The bank's results included a $186 million tax benefit during the second quarter, most of which was related to a deal it reached in June to sell its commercial insurance business. That boosted Wells Fargo's per-share earnings by 4 cents. Excluding this, the company's earnings would have come in at $1.03.
Net interest income at the bank rose 6.4% to $12.48 billion from the same period last year. The rates Wells Fargo charges customers to borrow on credit cards, home equity lines of credit and other loan types vary along with the Federal Reserve's target, so the central bank's policy moves in recent months have directly improved banks' lending income.
The bank's net interest margin, a measure of how profitably it can lend out its customers' deposits, rose to 2.9% from 2.86% last June, and its return on equity rose to 11.95% from 11.7%. The bank said it exercised discipline in repricing deposits, which helped them capture more of an increase in loan yields.
The overall size of Wells Fargo's loan book stalled at $957 billion. During the quarter, the bank backed off making certain car loans and commercial real estate loans due to higher risk in those segments, executives said on a conference call with analysts.

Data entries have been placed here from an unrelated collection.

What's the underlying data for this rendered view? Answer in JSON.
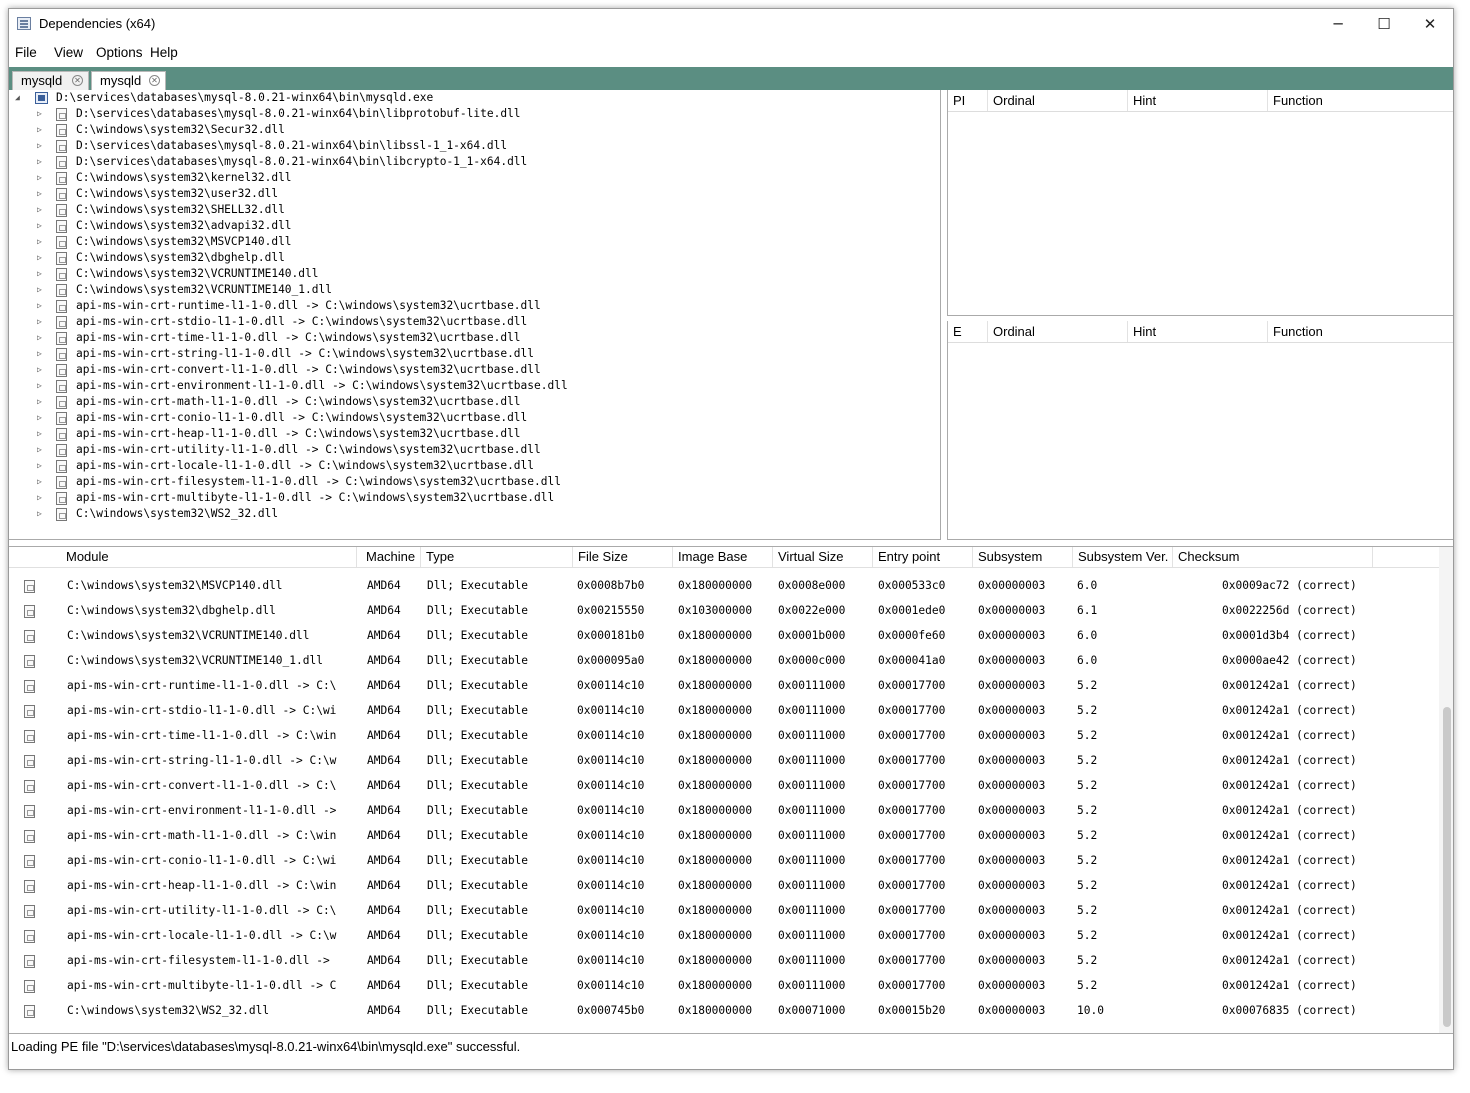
{
  "window": {
    "title": "Dependencies (x64)",
    "minimize": "─",
    "maximize": "☐",
    "close": "✕"
  },
  "menu": [
    "File",
    "View",
    "Options",
    "Help"
  ],
  "tabs": [
    {
      "label": "mysqld"
    },
    {
      "label": "mysqld"
    }
  ],
  "tree": {
    "root": "D:\\services\\databases\\mysql-8.0.21-winx64\\bin\\mysqld.exe",
    "children": [
      "D:\\services\\databases\\mysql-8.0.21-winx64\\bin\\libprotobuf-lite.dll",
      "C:\\windows\\system32\\Secur32.dll",
      "D:\\services\\databases\\mysql-8.0.21-winx64\\bin\\libssl-1_1-x64.dll",
      "D:\\services\\databases\\mysql-8.0.21-winx64\\bin\\libcrypto-1_1-x64.dll",
      "C:\\windows\\system32\\kernel32.dll",
      "C:\\windows\\system32\\user32.dll",
      "C:\\windows\\system32\\SHELL32.dll",
      "C:\\windows\\system32\\advapi32.dll",
      "C:\\windows\\system32\\MSVCP140.dll",
      "C:\\windows\\system32\\dbghelp.dll",
      "C:\\windows\\system32\\VCRUNTIME140.dll",
      "C:\\windows\\system32\\VCRUNTIME140_1.dll",
      "api-ms-win-crt-runtime-l1-1-0.dll -> C:\\windows\\system32\\ucrtbase.dll",
      "api-ms-win-crt-stdio-l1-1-0.dll -> C:\\windows\\system32\\ucrtbase.dll",
      "api-ms-win-crt-time-l1-1-0.dll -> C:\\windows\\system32\\ucrtbase.dll",
      "api-ms-win-crt-string-l1-1-0.dll -> C:\\windows\\system32\\ucrtbase.dll",
      "api-ms-win-crt-convert-l1-1-0.dll -> C:\\windows\\system32\\ucrtbase.dll",
      "api-ms-win-crt-environment-l1-1-0.dll -> C:\\windows\\system32\\ucrtbase.dll",
      "api-ms-win-crt-math-l1-1-0.dll -> C:\\windows\\system32\\ucrtbase.dll",
      "api-ms-win-crt-conio-l1-1-0.dll -> C:\\windows\\system32\\ucrtbase.dll",
      "api-ms-win-crt-heap-l1-1-0.dll -> C:\\windows\\system32\\ucrtbase.dll",
      "api-ms-win-crt-utility-l1-1-0.dll -> C:\\windows\\system32\\ucrtbase.dll",
      "api-ms-win-crt-locale-l1-1-0.dll -> C:\\windows\\system32\\ucrtbase.dll",
      "api-ms-win-crt-filesystem-l1-1-0.dll -> C:\\windows\\system32\\ucrtbase.dll",
      "api-ms-win-crt-multibyte-l1-1-0.dll -> C:\\windows\\system32\\ucrtbase.dll",
      "C:\\windows\\system32\\WS2_32.dll"
    ]
  },
  "imports_table": {
    "headers": [
      "PI",
      "Ordinal",
      "Hint",
      "Function"
    ]
  },
  "exports_table": {
    "headers": [
      "E",
      "Ordinal",
      "Hint",
      "Function"
    ]
  },
  "modules": {
    "headers": [
      "Module",
      "Machine",
      "Type",
      "File Size",
      "Image Base",
      "Virtual Size",
      "Entry point",
      "Subsystem",
      "Subsystem Ver.",
      "Checksum"
    ],
    "rows": [
      [
        "C:\\windows\\system32\\MSVCP140.dll",
        "AMD64",
        "Dll; Executable",
        "0x0008b7b0",
        "0x180000000",
        "0x0008e000",
        "0x000533c0",
        "0x00000003",
        "6.0",
        "0x0009ac72 (correct)"
      ],
      [
        "C:\\windows\\system32\\dbghelp.dll",
        "AMD64",
        "Dll; Executable",
        "0x00215550",
        "0x103000000",
        "0x0022e000",
        "0x0001ede0",
        "0x00000003",
        "6.1",
        "0x0022256d (correct)"
      ],
      [
        "C:\\windows\\system32\\VCRUNTIME140.dll",
        "AMD64",
        "Dll; Executable",
        "0x000181b0",
        "0x180000000",
        "0x0001b000",
        "0x0000fe60",
        "0x00000003",
        "6.0",
        "0x0001d3b4 (correct)"
      ],
      [
        "C:\\windows\\system32\\VCRUNTIME140_1.dll",
        "AMD64",
        "Dll; Executable",
        "0x000095a0",
        "0x180000000",
        "0x0000c000",
        "0x000041a0",
        "0x00000003",
        "6.0",
        "0x0000ae42 (correct)"
      ],
      [
        "api-ms-win-crt-runtime-l1-1-0.dll -> C:\\",
        "AMD64",
        "Dll; Executable",
        "0x00114c10",
        "0x180000000",
        "0x00111000",
        "0x00017700",
        "0x00000003",
        "5.2",
        "0x001242a1 (correct)"
      ],
      [
        "api-ms-win-crt-stdio-l1-1-0.dll -> C:\\wi",
        "AMD64",
        "Dll; Executable",
        "0x00114c10",
        "0x180000000",
        "0x00111000",
        "0x00017700",
        "0x00000003",
        "5.2",
        "0x001242a1 (correct)"
      ],
      [
        "api-ms-win-crt-time-l1-1-0.dll -> C:\\win",
        "AMD64",
        "Dll; Executable",
        "0x00114c10",
        "0x180000000",
        "0x00111000",
        "0x00017700",
        "0x00000003",
        "5.2",
        "0x001242a1 (correct)"
      ],
      [
        "api-ms-win-crt-string-l1-1-0.dll -> C:\\w",
        "AMD64",
        "Dll; Executable",
        "0x00114c10",
        "0x180000000",
        "0x00111000",
        "0x00017700",
        "0x00000003",
        "5.2",
        "0x001242a1 (correct)"
      ],
      [
        "api-ms-win-crt-convert-l1-1-0.dll -> C:\\",
        "AMD64",
        "Dll; Executable",
        "0x00114c10",
        "0x180000000",
        "0x00111000",
        "0x00017700",
        "0x00000003",
        "5.2",
        "0x001242a1 (correct)"
      ],
      [
        "api-ms-win-crt-environment-l1-1-0.dll ->",
        "AMD64",
        "Dll; Executable",
        "0x00114c10",
        "0x180000000",
        "0x00111000",
        "0x00017700",
        "0x00000003",
        "5.2",
        "0x001242a1 (correct)"
      ],
      [
        "api-ms-win-crt-math-l1-1-0.dll -> C:\\win",
        "AMD64",
        "Dll; Executable",
        "0x00114c10",
        "0x180000000",
        "0x00111000",
        "0x00017700",
        "0x00000003",
        "5.2",
        "0x001242a1 (correct)"
      ],
      [
        "api-ms-win-crt-conio-l1-1-0.dll -> C:\\wi",
        "AMD64",
        "Dll; Executable",
        "0x00114c10",
        "0x180000000",
        "0x00111000",
        "0x00017700",
        "0x00000003",
        "5.2",
        "0x001242a1 (correct)"
      ],
      [
        "api-ms-win-crt-heap-l1-1-0.dll -> C:\\win",
        "AMD64",
        "Dll; Executable",
        "0x00114c10",
        "0x180000000",
        "0x00111000",
        "0x00017700",
        "0x00000003",
        "5.2",
        "0x001242a1 (correct)"
      ],
      [
        "api-ms-win-crt-utility-l1-1-0.dll -> C:\\",
        "AMD64",
        "Dll; Executable",
        "0x00114c10",
        "0x180000000",
        "0x00111000",
        "0x00017700",
        "0x00000003",
        "5.2",
        "0x001242a1 (correct)"
      ],
      [
        "api-ms-win-crt-locale-l1-1-0.dll -> C:\\w",
        "AMD64",
        "Dll; Executable",
        "0x00114c10",
        "0x180000000",
        "0x00111000",
        "0x00017700",
        "0x00000003",
        "5.2",
        "0x001242a1 (correct)"
      ],
      [
        "api-ms-win-crt-filesystem-l1-1-0.dll ->",
        "AMD64",
        "Dll; Executable",
        "0x00114c10",
        "0x180000000",
        "0x00111000",
        "0x00017700",
        "0x00000003",
        "5.2",
        "0x001242a1 (correct)"
      ],
      [
        "api-ms-win-crt-multibyte-l1-1-0.dll -> C",
        "AMD64",
        "Dll; Executable",
        "0x00114c10",
        "0x180000000",
        "0x00111000",
        "0x00017700",
        "0x00000003",
        "5.2",
        "0x001242a1 (correct)"
      ],
      [
        "C:\\windows\\system32\\WS2_32.dll",
        "AMD64",
        "Dll; Executable",
        "0x000745b0",
        "0x180000000",
        "0x00071000",
        "0x00015b20",
        "0x00000003",
        "10.0",
        "0x00076835 (correct)"
      ]
    ]
  },
  "status": "Loading PE file \"D:\\services\\databases\\mysql-8.0.21-winx64\\bin\\mysqld.exe\" successful."
}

Wells Fargo's income from fees fell 7% to $9.69 billion, with several of its businesses facing challenges in the quarter. Mortgage-banking fee income fell 19% due in part to tougher competition, and net gains on the bank's trading activities fell 46% due in part to trading losses.
The bank, led by Chief Executive Timothy Sloan, had been one of the most consistent big banks at growing earnings and revenue. Shares have underperformed those of other banks after Wells Fargo last year agreed to a $185 million settlement with two regulators and a city official over opening as many as 2.1 million accounts with fictitious or unauthorized information. It also continues to face a spate of state and federal investigations that the bank has said it is cooperating with.
About $110 million in additional charges related to remedying Wells Fargo's operations following the sales-practice scandal contributed to a 5.2% increase in expenses, which totaled $13.54 billion in the quarter. Expenses as a share of revenue in the second quarter were 61.1%, slightly above the new target of 60% to 61% set at an investor presentation in May. That is also higher than the two-year target the bank set last year of 55% to 59%.
"There's no reason why they can't manage their expenses better," said John Hadwen, a Toronto-based portfolio manager at CI Investments Inc. that owns about $315 million in Wells Fargo stock."The market believes there's a lot more they can do there, and we're becoming impatient."
In May, the bank announced an initiative to cut an additional $2 billion in costs by the end of 2018. Executives on Friday said they are making progress on that plan.
"Operating at this level [of expenses] is just not acceptable," said Mr. Sloan on a conference call with analysts.
Write to Peter Rudegeair at Peter.Rudegeair@wsj.com
(END) Dow Jones Newswires
July 14, 2017 14:49 ET (18:49 GMT)